Niagara Falls, 1848

I recently received an email with pictures of Niagara Falls frozen over. That sure put my whining about the cold into perspective! Here is a picture of it, along with information I found at this site. I pared down the quite lengthy article to only a somewhat lengthy size. Go to the site to read the whole thing, if you're interested.
There appears to have been nothing terribly unusual about the winter of 1847-48 nor the onset of spring in March. Nor was there any evidence that the ice on Lake Erie was unusually thick. But during the night of March 29-30, 1848, the great cataracts over both falls diminished, slowed to a trickle and then stopped completely! When the local residents awoke on the morning of the 30th, something felt wrong...indeed, something sounded wrong. There was...silence. No roaring water filled the ambient background as it had every morning in anyone's memory.

Despite the limited and slow communication network of the day, a reported 5000 people from as far as Hamilton, Ontario and Buffalo, New York converged on the scene, jamming local roads. Thousands attended special church services, convinced that the incident was a prophetic sign of greater disasters yet to come.

But many brave souls took the opportunity to descend into the Great Niagara Gorge and explore the never-before-seen basin at the foot of the Niagara Falls.
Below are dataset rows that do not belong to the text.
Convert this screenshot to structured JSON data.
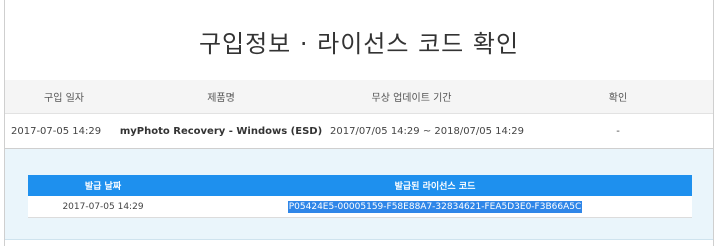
{
  "page": {
    "title": "구입정보 · 라이선스 코드 확인"
  },
  "purchase_table": {
    "headers": [
      "구입 일자",
      "제품명",
      "무상 업데이트 기간",
      "확인"
    ],
    "row": {
      "date": "2017-07-05 14:29",
      "product": "myPhoto Recovery - Windows (ESD)",
      "update_period": "2017/07/05 14:29 ~ 2018/07/05 14:29",
      "confirm": "-"
    }
  },
  "license_table": {
    "headers": [
      "발급 날짜",
      "발급된 라이선스 코드"
    ],
    "row": {
      "issue_date": "2017-07-05 14:29",
      "license_code": "P05424E5-00005159-F58E88A7-32834621-FEA5D3E0-F3B66A5C"
    }
  },
  "colors": {
    "license_header_bg": "#1e90ee",
    "panel_bg": "#eaf5fb",
    "selection_bg": "#2f86e8"
  }
}
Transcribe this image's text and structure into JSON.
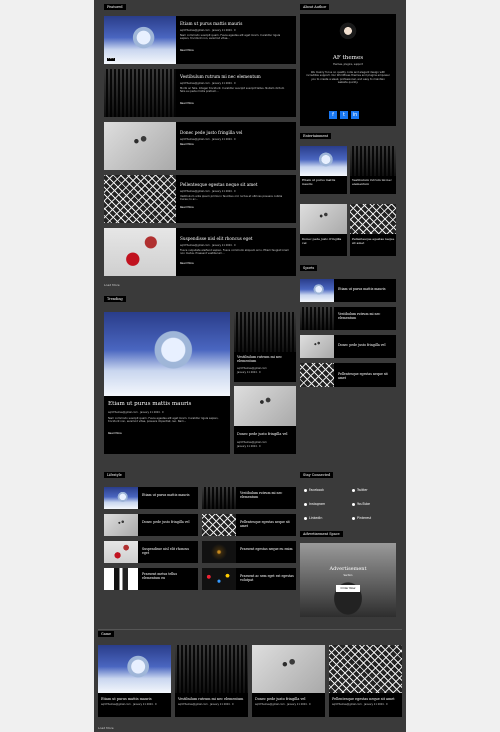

Some retrieved a variety of relics from beneath the Falls, including weapons from the War of 1812: bayonets, musket barrels, swords, pistols and tomahawks.

The cause of the water stoppage appears to have been a perfect ice dam formed at the source of the Niagara River near Buffalo. A strong but slow-moving storm system passing through Lake Erie basin was the most logical suspect in the water flow stoppage. The combined force of wind, current and waves jammed the ice blocks together in such a manner that a completely impenetrable ice dam was formed. Thus, waters no longer flowed through the Niagara River toward Lake Ontario and the Niagara Falls.

The shift in wind also brought very warm air temperatures which rose to 16 C (61 F) on the 31st. The combination of warm air and pounding winds and waters eventually broached the ice dam, and flow into the Niagara River was again restored, some 30 hours after it had ceased. During the night hours of March 31, a "low growl" began upstream of the Falls and then suddenly a wall of water rushed down the riverbed and leapt over the Falls. Local residents returned to their beds, relieved and again comforted by the assuring roar of waters over the great Niagara Falls.

3 comments:

Nancy said...

That. Is. Awesome.

Stidmama said...

ditto what Nancy said! and... I wonder if we'll see something like this in our lifetimes?

featherbee said...

Probably not. Another part of the article said there are ice booms upriver to break up the ice and prevent this from happening again. Think of the hydroelectric plants that depend on the rushing water!